Data extracted from a collection »
+---+

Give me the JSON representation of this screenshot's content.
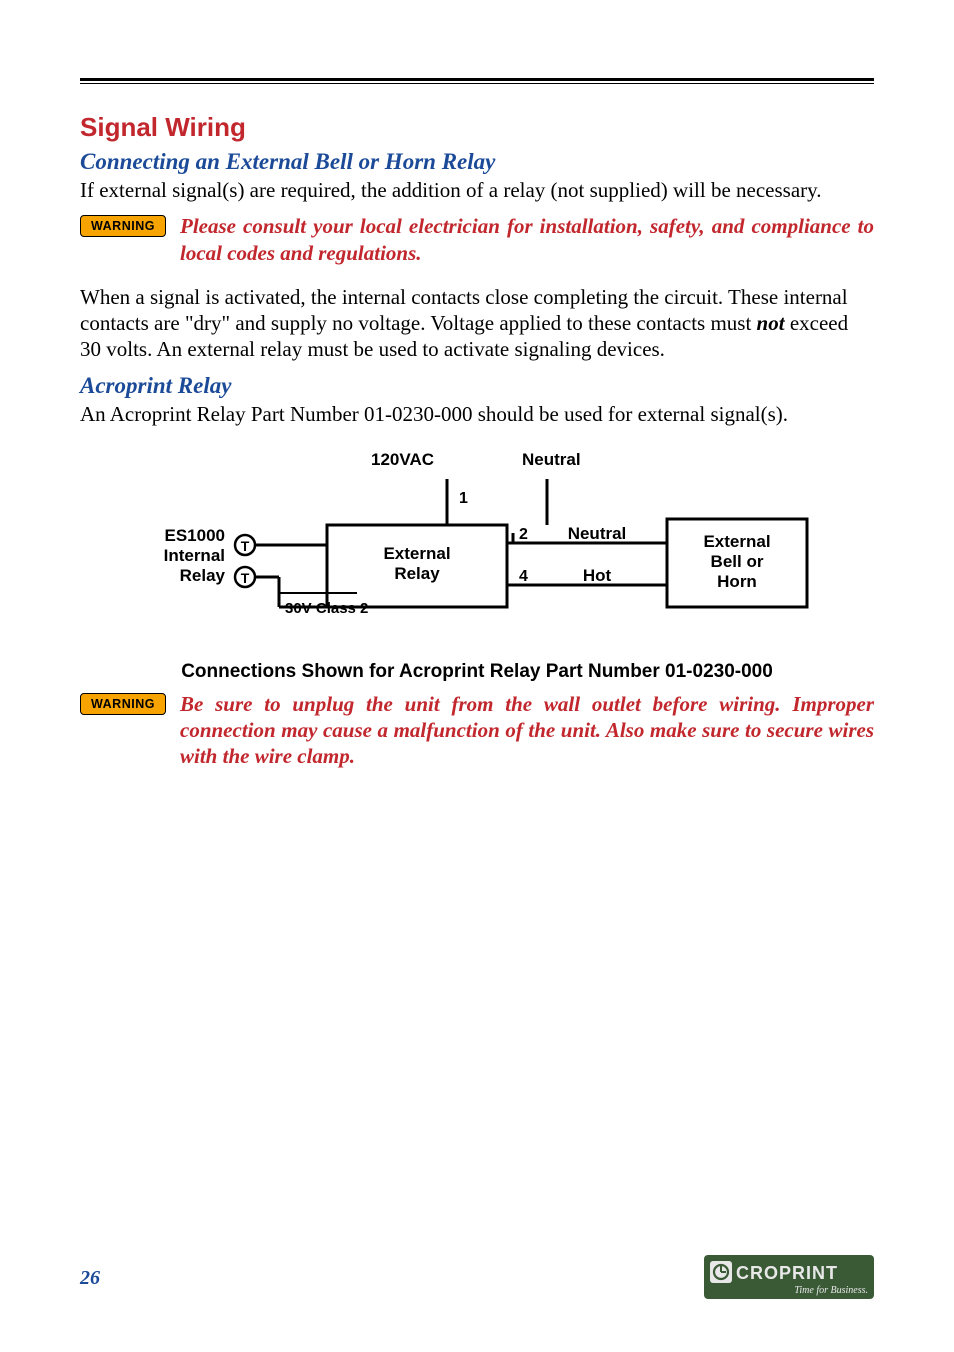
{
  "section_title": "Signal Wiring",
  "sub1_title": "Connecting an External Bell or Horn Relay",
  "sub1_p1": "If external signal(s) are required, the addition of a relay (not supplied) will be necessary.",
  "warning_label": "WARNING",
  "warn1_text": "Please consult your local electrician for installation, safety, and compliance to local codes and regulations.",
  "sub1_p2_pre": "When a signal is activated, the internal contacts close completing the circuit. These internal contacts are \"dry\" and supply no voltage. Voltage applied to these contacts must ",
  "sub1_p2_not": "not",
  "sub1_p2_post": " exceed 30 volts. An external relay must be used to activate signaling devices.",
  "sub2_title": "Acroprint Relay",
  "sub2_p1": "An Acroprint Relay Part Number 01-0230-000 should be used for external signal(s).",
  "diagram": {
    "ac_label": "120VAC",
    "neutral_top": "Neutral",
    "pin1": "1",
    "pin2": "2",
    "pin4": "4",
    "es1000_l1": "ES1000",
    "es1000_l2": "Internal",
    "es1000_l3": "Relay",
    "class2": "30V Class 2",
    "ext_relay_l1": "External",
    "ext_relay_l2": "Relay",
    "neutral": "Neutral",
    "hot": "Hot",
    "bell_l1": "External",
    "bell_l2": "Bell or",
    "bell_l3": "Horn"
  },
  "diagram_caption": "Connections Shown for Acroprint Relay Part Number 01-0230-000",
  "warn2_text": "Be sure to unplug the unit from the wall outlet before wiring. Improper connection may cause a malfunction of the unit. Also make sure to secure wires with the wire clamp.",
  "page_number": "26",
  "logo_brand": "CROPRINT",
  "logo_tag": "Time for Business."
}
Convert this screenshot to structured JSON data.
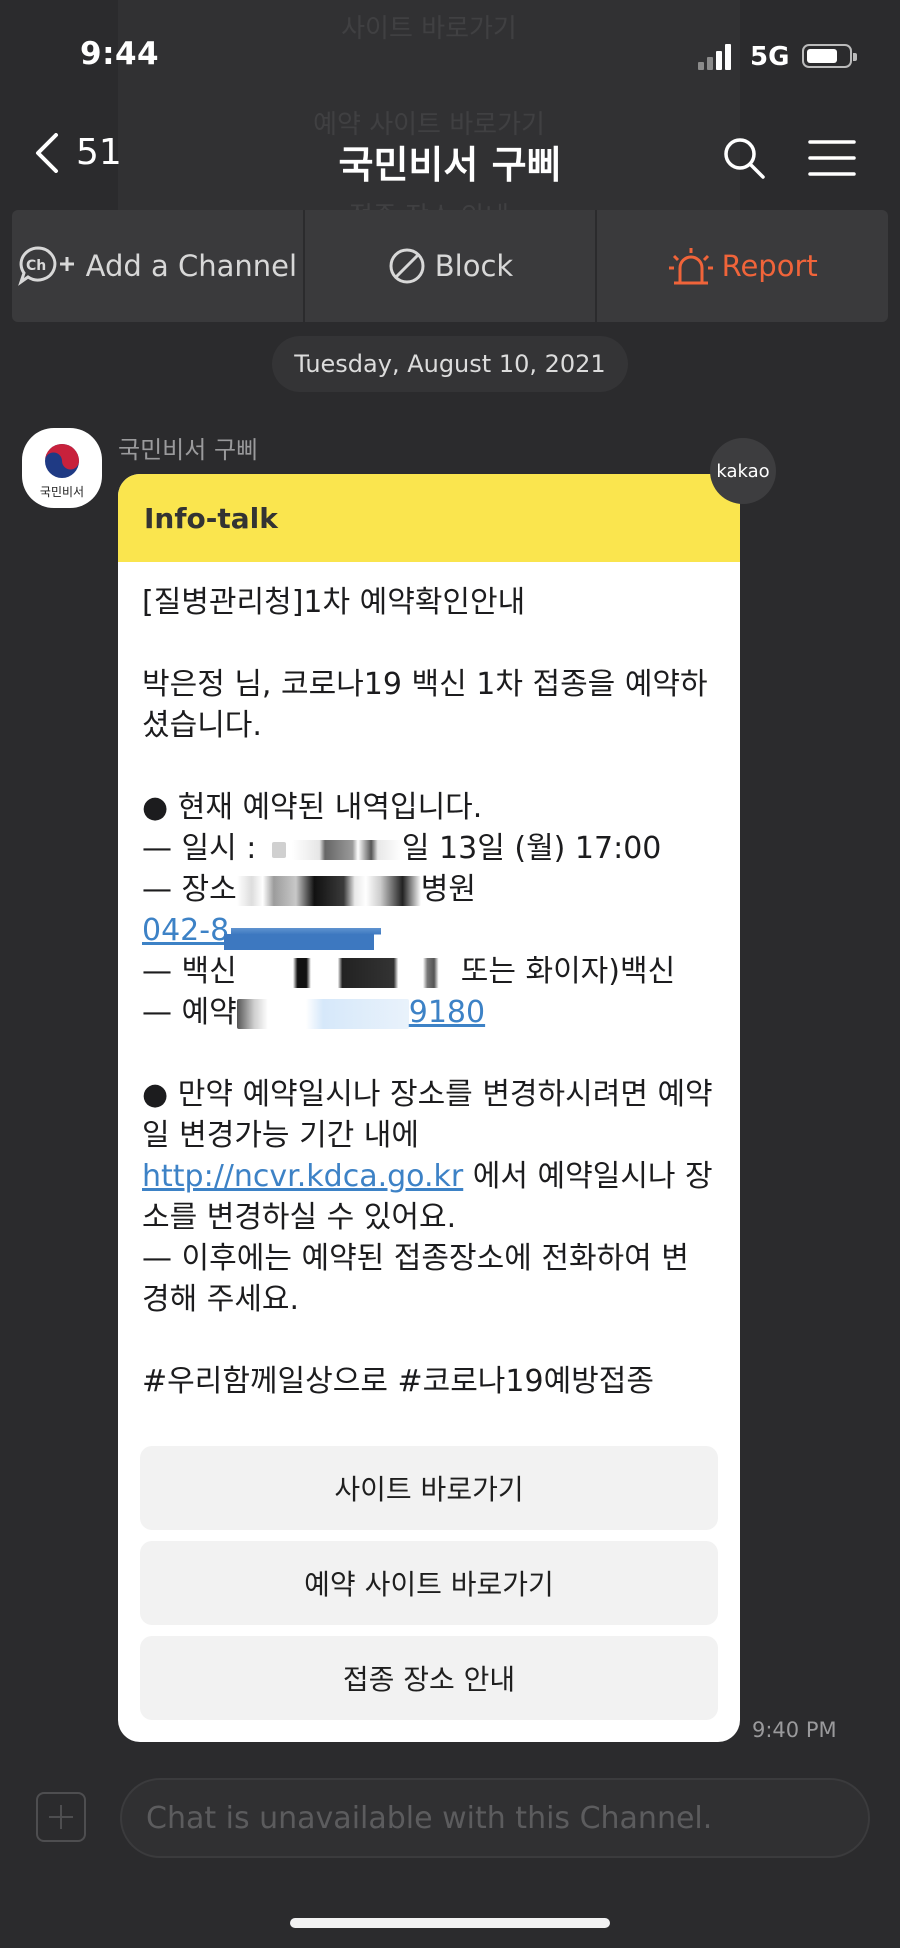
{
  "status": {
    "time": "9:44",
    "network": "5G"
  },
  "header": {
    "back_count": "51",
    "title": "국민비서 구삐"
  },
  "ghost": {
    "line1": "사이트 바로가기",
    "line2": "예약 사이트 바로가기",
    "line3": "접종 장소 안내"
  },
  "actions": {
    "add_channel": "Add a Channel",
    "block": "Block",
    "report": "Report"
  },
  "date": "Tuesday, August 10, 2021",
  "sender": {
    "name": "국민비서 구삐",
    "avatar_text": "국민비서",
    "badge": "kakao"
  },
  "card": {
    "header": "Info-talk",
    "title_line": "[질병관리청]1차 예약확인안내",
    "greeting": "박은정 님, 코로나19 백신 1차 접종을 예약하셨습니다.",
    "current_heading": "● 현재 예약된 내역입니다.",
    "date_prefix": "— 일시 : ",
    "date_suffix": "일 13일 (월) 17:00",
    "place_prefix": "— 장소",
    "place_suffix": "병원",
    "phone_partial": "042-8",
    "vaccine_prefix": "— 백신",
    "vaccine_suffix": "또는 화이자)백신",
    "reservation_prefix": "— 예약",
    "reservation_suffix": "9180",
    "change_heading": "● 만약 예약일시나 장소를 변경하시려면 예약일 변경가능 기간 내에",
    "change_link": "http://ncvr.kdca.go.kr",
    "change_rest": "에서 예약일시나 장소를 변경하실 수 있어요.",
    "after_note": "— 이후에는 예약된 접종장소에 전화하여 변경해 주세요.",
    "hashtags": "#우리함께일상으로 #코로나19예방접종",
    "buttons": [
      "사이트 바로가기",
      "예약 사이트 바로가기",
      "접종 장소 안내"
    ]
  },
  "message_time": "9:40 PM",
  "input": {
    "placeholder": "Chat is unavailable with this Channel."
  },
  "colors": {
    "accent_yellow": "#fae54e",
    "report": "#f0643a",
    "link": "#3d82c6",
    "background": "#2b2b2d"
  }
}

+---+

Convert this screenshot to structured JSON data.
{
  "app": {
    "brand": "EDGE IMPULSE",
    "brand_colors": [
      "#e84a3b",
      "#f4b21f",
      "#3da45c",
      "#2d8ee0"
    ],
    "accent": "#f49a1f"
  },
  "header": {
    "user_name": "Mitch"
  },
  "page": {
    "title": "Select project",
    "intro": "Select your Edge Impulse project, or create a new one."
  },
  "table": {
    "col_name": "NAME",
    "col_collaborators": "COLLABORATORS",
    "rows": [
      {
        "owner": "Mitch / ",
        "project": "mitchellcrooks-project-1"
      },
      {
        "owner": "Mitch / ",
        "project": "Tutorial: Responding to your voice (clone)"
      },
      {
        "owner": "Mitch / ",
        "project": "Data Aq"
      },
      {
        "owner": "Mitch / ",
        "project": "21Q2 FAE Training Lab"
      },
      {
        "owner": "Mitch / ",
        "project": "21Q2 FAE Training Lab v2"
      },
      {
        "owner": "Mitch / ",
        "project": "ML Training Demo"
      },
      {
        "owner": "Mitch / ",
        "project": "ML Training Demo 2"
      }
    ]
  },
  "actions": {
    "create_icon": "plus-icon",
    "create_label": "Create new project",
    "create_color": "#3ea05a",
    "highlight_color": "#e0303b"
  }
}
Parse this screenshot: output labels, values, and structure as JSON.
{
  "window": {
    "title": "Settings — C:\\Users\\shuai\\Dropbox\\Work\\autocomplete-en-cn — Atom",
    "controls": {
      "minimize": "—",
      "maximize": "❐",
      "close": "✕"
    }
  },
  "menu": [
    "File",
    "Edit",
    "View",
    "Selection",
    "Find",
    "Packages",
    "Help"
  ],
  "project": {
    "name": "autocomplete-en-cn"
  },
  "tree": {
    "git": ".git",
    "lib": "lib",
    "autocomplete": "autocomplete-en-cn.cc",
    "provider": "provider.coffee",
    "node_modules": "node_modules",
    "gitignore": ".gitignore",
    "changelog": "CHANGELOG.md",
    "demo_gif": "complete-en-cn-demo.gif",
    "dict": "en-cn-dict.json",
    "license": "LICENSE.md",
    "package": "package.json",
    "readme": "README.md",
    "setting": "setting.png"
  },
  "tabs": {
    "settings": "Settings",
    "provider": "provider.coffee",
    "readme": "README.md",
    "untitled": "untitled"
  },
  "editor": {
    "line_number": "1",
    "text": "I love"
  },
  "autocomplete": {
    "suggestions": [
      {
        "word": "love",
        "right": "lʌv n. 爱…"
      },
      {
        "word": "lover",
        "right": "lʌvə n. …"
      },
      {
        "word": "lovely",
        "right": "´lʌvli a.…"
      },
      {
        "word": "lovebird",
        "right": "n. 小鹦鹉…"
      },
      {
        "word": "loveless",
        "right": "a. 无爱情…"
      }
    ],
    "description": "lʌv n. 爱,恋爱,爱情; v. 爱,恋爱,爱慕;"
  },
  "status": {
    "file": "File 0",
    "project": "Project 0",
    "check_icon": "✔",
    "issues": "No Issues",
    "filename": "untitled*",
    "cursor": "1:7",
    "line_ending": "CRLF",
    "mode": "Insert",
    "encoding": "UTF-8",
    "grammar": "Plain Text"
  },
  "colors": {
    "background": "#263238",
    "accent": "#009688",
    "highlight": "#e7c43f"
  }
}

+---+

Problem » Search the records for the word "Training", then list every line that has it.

Exercise result »
        "project": "21Q2 FAE Training Lab"
        "project": "21Q2 FAE Training Lab v2"
        "project": "ML Training Demo"
        "project": "ML Training Demo 2"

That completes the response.